Since 2006, thirty-one states have been awarded funding from the Administration on Aging to participate in Model Approaches to Statewide Legal Assistance Systems.
The grants are currently split between two distinct funding cycles—eleven states are in the third year of a three-year funding cycle and seven states in the second year of a three-year funding cycle. In an effort to get all of the programs on the same three-year funding cycle, the eleven grantees in their third-year have recently been notified that they are eligible to apply for a fourth year of funding to "fine tune" and fully implement their work plans. This will result in all of the 18 currently-funded Model Approaches projects expiring at the same time in 2013.
This means that there will not be a call for new project proposals in 2012 and, assuming that the budget forecast remains unchanged, there will be a much larger call for proposals for funding in 2013 (about $1.8-million in projects will be expiring that year).
Under previous grant restrictions, states were eligible to apply for and receive Model Approaches funding only once. With 31 jurisdictions (30 states and the District of Columbia) having received funding, the pool of eligible applicants for Model Approaches projects is shrinking, but there are still states with significant interest in participating in Model Approaches.
At the same time, many of the 31 jurisdictions that have previously participated in Model Approaches are looking to move to the next level of high-impact legal services delivery.
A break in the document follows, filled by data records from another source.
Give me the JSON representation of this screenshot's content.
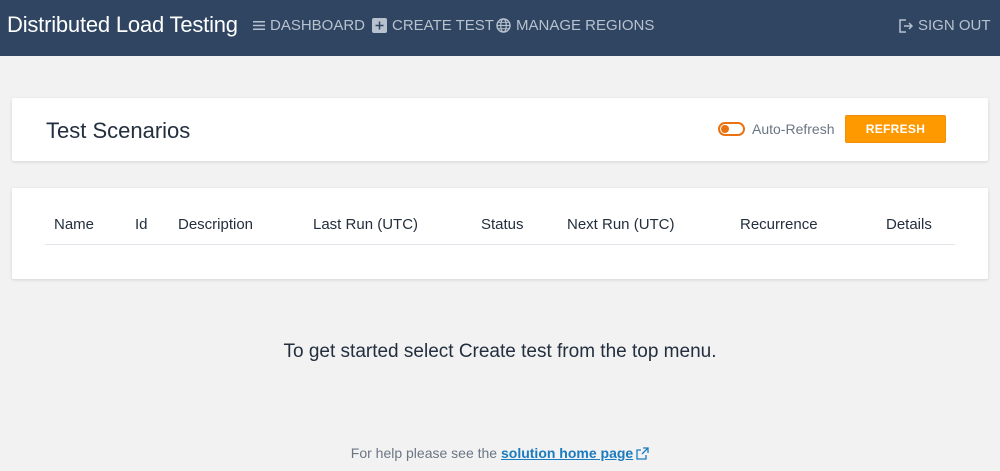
{
  "navbar": {
    "brand": "Distributed Load Testing",
    "dashboard": "DASHBOARD",
    "create_test": "CREATE TEST",
    "manage_regions": "MANAGE REGIONS",
    "sign_out": "SIGN OUT",
    "icons": {
      "dashboard": "menu-lines-icon",
      "create_test": "plus-square-icon",
      "manage_regions": "globe-icon",
      "sign_out": "sign-out-icon"
    }
  },
  "header": {
    "title": "Test Scenarios",
    "auto_refresh_label": "Auto-Refresh",
    "auto_refresh_on": false,
    "refresh_button": "REFRESH"
  },
  "table": {
    "columns": [
      "Name",
      "Id",
      "Description",
      "Last Run (UTC)",
      "Status",
      "Next Run (UTC)",
      "Recurrence",
      "Details"
    ],
    "rows": []
  },
  "empty_message": "To get started select Create test from the top menu.",
  "help": {
    "prefix": "For help please see the",
    "link_text": "solution home page"
  },
  "colors": {
    "navbar_bg": "#2f4561",
    "accent": "#ff9900",
    "link": "#1b7bbf"
  }
}
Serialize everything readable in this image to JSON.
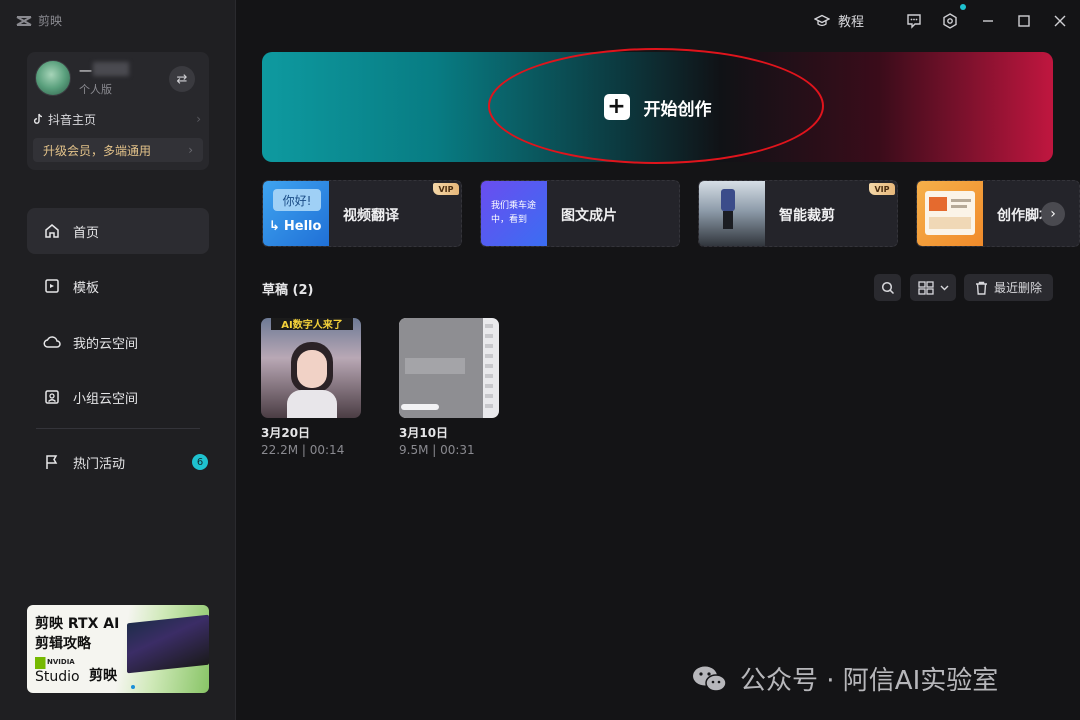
{
  "app": {
    "name": "剪映"
  },
  "titlebar": {
    "tutorial_label": "教程"
  },
  "profile": {
    "name": "一",
    "level": "个人版",
    "douyin_label": "抖音主页",
    "vip_label": "升级会员，多端通用"
  },
  "nav": {
    "items": [
      {
        "label": "首页",
        "icon": "home-icon",
        "active": true
      },
      {
        "label": "模板",
        "icon": "template-icon"
      },
      {
        "label": "我的云空间",
        "icon": "cloud-icon"
      },
      {
        "label": "小组云空间",
        "icon": "group-cloud-icon"
      },
      {
        "label": "热门活动",
        "icon": "flag-icon",
        "badge": "6"
      }
    ]
  },
  "promo": {
    "line1": "剪映 RTX AI",
    "line2": "剪辑攻略",
    "nvidia": "NVIDIA",
    "studio": "Studio",
    "brand": "剪映"
  },
  "hero": {
    "label": "开始创作"
  },
  "features": [
    {
      "label": "视频翻译",
      "vip": "VIP",
      "thumb_text1": "你好!",
      "thumb_text2": "Hello"
    },
    {
      "label": "图文成片",
      "thumb_text1": "我们乘车途",
      "thumb_text2": "中，看到"
    },
    {
      "label": "智能裁剪",
      "vip": "VIP"
    },
    {
      "label": "创作脚本"
    }
  ],
  "drafts": {
    "title": "草稿 (2)",
    "recent_delete_label": "最近删除",
    "items": [
      {
        "date": "3月20日",
        "meta": "22.2M | 00:14",
        "caption": "AI数字人来了"
      },
      {
        "date": "3月10日",
        "meta": "9.5M | 00:31"
      }
    ]
  },
  "watermark": {
    "text": "公众号 · 阿信AI实验室"
  },
  "colors": {
    "accent": "#1ec2cf",
    "hero_left": "#0e9aa0",
    "hero_right": "#c0163f",
    "highlight_ring": "#e0141c"
  }
}
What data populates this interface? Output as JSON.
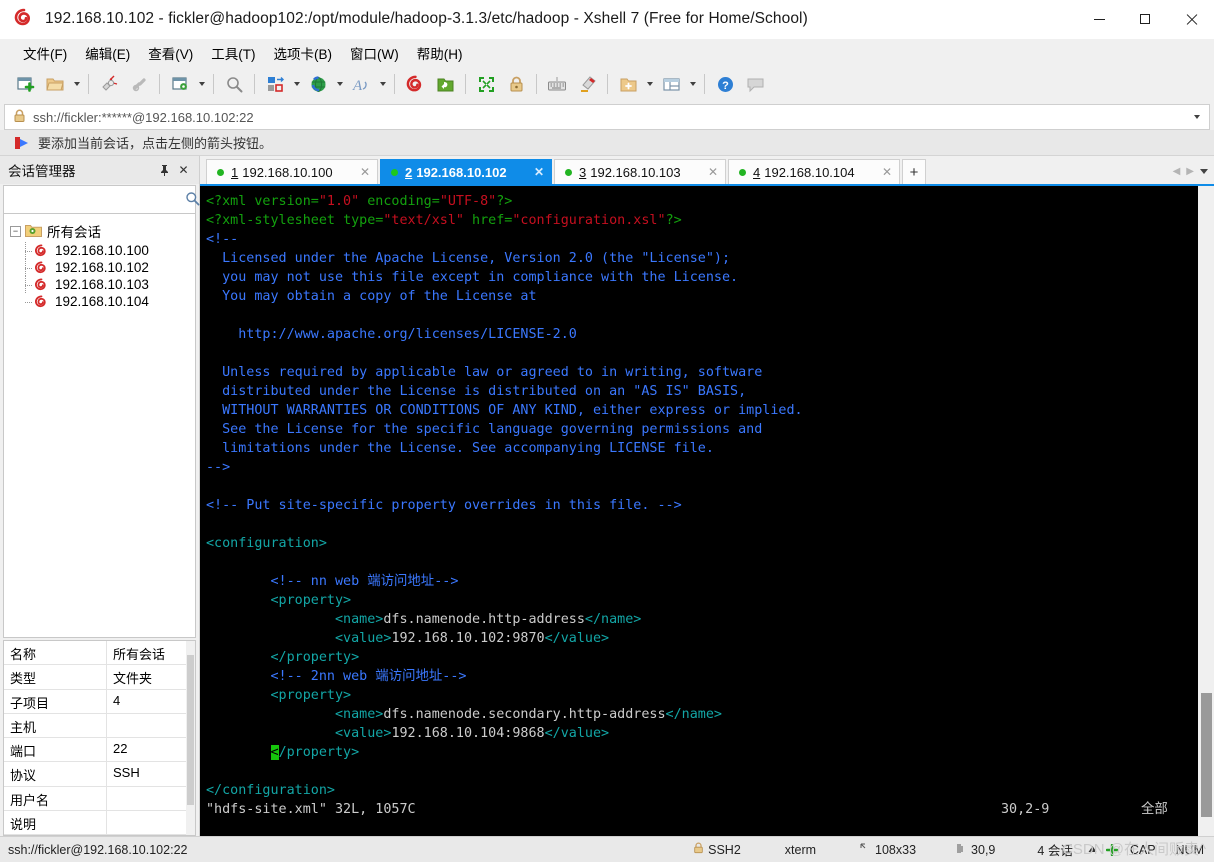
{
  "window": {
    "title": "192.168.10.102 - fickler@hadoop102:/opt/module/hadoop-3.1.3/etc/hadoop - Xshell 7 (Free for Home/School)",
    "minimize_label": "—",
    "maximize_label": "□",
    "close_label": "✕"
  },
  "menu": [
    {
      "text": "文件(F)",
      "key": "F"
    },
    {
      "text": "编辑(E)",
      "key": "E"
    },
    {
      "text": "查看(V)",
      "key": "V"
    },
    {
      "text": "工具(T)",
      "key": "T"
    },
    {
      "text": "选项卡(B)",
      "key": "B"
    },
    {
      "text": "窗口(W)",
      "key": "W"
    },
    {
      "text": "帮助(H)",
      "key": "H"
    }
  ],
  "toolbar": {
    "icons": [
      "new-session-icon",
      "open-folder-icon",
      "disconnect-icon",
      "reconnect-icon",
      "session-properties-icon",
      "find-icon",
      "transfer-file-icon",
      "web-icon",
      "font-icon",
      "xshell-icon",
      "xftp-icon",
      "fullscreen-icon",
      "lock-icon",
      "keyboard-icon",
      "highlight-icon",
      "add-folder-icon",
      "layout-icon",
      "help-icon",
      "comment-icon"
    ]
  },
  "address": {
    "value": "ssh://fickler:******@192.168.10.102:22",
    "lock_icon": "lock-icon",
    "caret_icon": "chevron-down-icon"
  },
  "notice": {
    "icon": "red-arrow-icon",
    "text": "要添加当前会话，点击左侧的箭头按钮。"
  },
  "sidebar": {
    "title": "会话管理器",
    "pin_label": "⚐",
    "close_label": "✕",
    "search_placeholder": "",
    "search_value": "",
    "search_icon": "search-icon",
    "tree": {
      "root_label": "所有会话",
      "expander": "−",
      "children": [
        {
          "label": "192.168.10.100"
        },
        {
          "label": "192.168.10.102"
        },
        {
          "label": "192.168.10.103"
        },
        {
          "label": "192.168.10.104"
        }
      ]
    },
    "properties": [
      {
        "key": "名称",
        "value": "所有会话"
      },
      {
        "key": "类型",
        "value": "文件夹"
      },
      {
        "key": "子项目",
        "value": "4"
      },
      {
        "key": "主机",
        "value": ""
      },
      {
        "key": "端口",
        "value": "22"
      },
      {
        "key": "协议",
        "value": "SSH"
      },
      {
        "key": "用户名",
        "value": ""
      },
      {
        "key": "说明",
        "value": ""
      }
    ]
  },
  "tabs": {
    "items": [
      {
        "num": "1",
        "label": "192.168.10.100",
        "active": false,
        "status": "connected"
      },
      {
        "num": "2",
        "label": "192.168.10.102",
        "active": true,
        "status": "connected"
      },
      {
        "num": "3",
        "label": "192.168.10.103",
        "active": false,
        "status": "connected"
      },
      {
        "num": "4",
        "label": "192.168.10.104",
        "active": false,
        "status": "connected"
      }
    ],
    "add_label": "+",
    "close_label": "✕",
    "nav_prev": "◀",
    "nav_next": "▶"
  },
  "terminal": {
    "lines": [
      [
        {
          "t": "<?xml ",
          "c": "g"
        },
        {
          "t": "version=",
          "c": "g"
        },
        {
          "t": "\"1.0\"",
          "c": "r"
        },
        {
          "t": " encoding=",
          "c": "g"
        },
        {
          "t": "\"UTF-8\"",
          "c": "r"
        },
        {
          "t": "?>",
          "c": "g"
        }
      ],
      [
        {
          "t": "<?xml-stylesheet ",
          "c": "g"
        },
        {
          "t": "type=",
          "c": "g"
        },
        {
          "t": "\"text/xsl\"",
          "c": "r"
        },
        {
          "t": " href=",
          "c": "g"
        },
        {
          "t": "\"configuration.xsl\"",
          "c": "r"
        },
        {
          "t": "?>",
          "c": "g"
        }
      ],
      [
        {
          "t": "<!--",
          "c": "b"
        }
      ],
      [
        {
          "t": "  Licensed under the Apache License, Version 2.0 (the \"License\");",
          "c": "b"
        }
      ],
      [
        {
          "t": "  you may not use this file except in compliance with the License.",
          "c": "b"
        }
      ],
      [
        {
          "t": "  You may obtain a copy of the License at",
          "c": "b"
        }
      ],
      [
        {
          "t": "",
          "c": "b"
        }
      ],
      [
        {
          "t": "    http://www.apache.org/licenses/LICENSE-2.0",
          "c": "b"
        }
      ],
      [
        {
          "t": "",
          "c": "b"
        }
      ],
      [
        {
          "t": "  Unless required by applicable law or agreed to in writing, software",
          "c": "b"
        }
      ],
      [
        {
          "t": "  distributed under the License is distributed on an \"AS IS\" BASIS,",
          "c": "b"
        }
      ],
      [
        {
          "t": "  WITHOUT WARRANTIES OR CONDITIONS OF ANY KIND, either express or implied.",
          "c": "b"
        }
      ],
      [
        {
          "t": "  See the License for the specific language governing permissions and",
          "c": "b"
        }
      ],
      [
        {
          "t": "  limitations under the License. See accompanying LICENSE file.",
          "c": "b"
        }
      ],
      [
        {
          "t": "-->",
          "c": "b"
        }
      ],
      [
        {
          "t": "",
          "c": "b"
        }
      ],
      [
        {
          "t": "<!-- Put site-specific property overrides in this file. -->",
          "c": "b"
        }
      ],
      [
        {
          "t": "",
          "c": "b"
        }
      ],
      [
        {
          "t": "<configuration>",
          "c": "c"
        }
      ],
      [
        {
          "t": "",
          "c": "c"
        }
      ],
      [
        {
          "t": "        ",
          "c": "w"
        },
        {
          "t": "<!-- nn web 端访问地址-->",
          "c": "b"
        }
      ],
      [
        {
          "t": "        ",
          "c": "w"
        },
        {
          "t": "<property>",
          "c": "c"
        }
      ],
      [
        {
          "t": "                ",
          "c": "w"
        },
        {
          "t": "<name>",
          "c": "c"
        },
        {
          "t": "dfs.namenode.http-address",
          "c": "w"
        },
        {
          "t": "</name>",
          "c": "c"
        }
      ],
      [
        {
          "t": "                ",
          "c": "w"
        },
        {
          "t": "<value>",
          "c": "c"
        },
        {
          "t": "192.168.10.102:9870",
          "c": "w"
        },
        {
          "t": "</value>",
          "c": "c"
        }
      ],
      [
        {
          "t": "        ",
          "c": "w"
        },
        {
          "t": "</property>",
          "c": "c"
        }
      ],
      [
        {
          "t": "        ",
          "c": "w"
        },
        {
          "t": "<!-- 2nn web 端访问地址-->",
          "c": "b"
        }
      ],
      [
        {
          "t": "        ",
          "c": "w"
        },
        {
          "t": "<property>",
          "c": "c"
        }
      ],
      [
        {
          "t": "                ",
          "c": "w"
        },
        {
          "t": "<name>",
          "c": "c"
        },
        {
          "t": "dfs.namenode.secondary.http-address",
          "c": "w"
        },
        {
          "t": "</name>",
          "c": "c"
        }
      ],
      [
        {
          "t": "                ",
          "c": "w"
        },
        {
          "t": "<value>",
          "c": "c"
        },
        {
          "t": "192.168.10.104:9868",
          "c": "w"
        },
        {
          "t": "</value>",
          "c": "c"
        }
      ],
      [
        {
          "t": "        ",
          "c": "w"
        },
        {
          "t": "<",
          "c": "cursor"
        },
        {
          "t": "/property>",
          "c": "c"
        }
      ],
      [
        {
          "t": "",
          "c": "c"
        }
      ],
      [
        {
          "t": "</configuration>",
          "c": "c"
        }
      ]
    ],
    "vim_status": {
      "file": "\"hdfs-site.xml\" 32L, 1057C",
      "position": "30,2-9",
      "scroll": "全部"
    }
  },
  "statusbar": {
    "connection": "ssh://fickler@192.168.10.102:22",
    "security": "SSH2",
    "security_icon": "lock-icon",
    "terminal_type": "xterm",
    "size_icon": "resize-icon",
    "size": "108x33",
    "cursor_icon": "cursor-icon",
    "cursor": "30,9",
    "sessions": "4 会话",
    "caps": "CAP",
    "num": "NUM",
    "watermark": "CSDN @在人间贩卖^"
  },
  "colors": {
    "accent": "#0f8ce8",
    "terminal_bg": "#000000",
    "xml_tag_green": "#13a10e",
    "xml_attr_red": "#c50f1f",
    "comment_blue": "#3b78ff",
    "tag_teal": "#13a6a6",
    "text_white": "#cccccc",
    "cursor_green": "#16c60c",
    "status_dot_green": "#22b422"
  }
}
As a result, AoA is considering a two-level request for proposals in 2013. States who have not yet participated in Model Approaches will be eligible to apply for a Model Approaches Phase I project and will likely see grant expectations very similar to what was asked for in 2009 and 2010 (minor adjustments and fine tuning based on past experience likely.)
States that have completed Model Approaches Phase I will be eligible to apply for Model Approaches Phase II. It is anticipated that the Phase II Model Approaches projects will build on the experience and success of Phase I and will achieve more evolved legal service delivery systems capable of addressing increasing demand on priority legal issues impacting seniors most in need.
Details of the Phase II projects are undetermined at this time, but certainly it is important for past Model Approaches states interested in future funding opportunities to start thinking seriously about what they could do to implement existing service delivery standards, improve and expand legal service integration efforts, and intensify focus on priority legal issues that were central to Model Approaches Phase I. As always, only the strongest and most responsive applications will survive what is expected to be a very vigorous competition.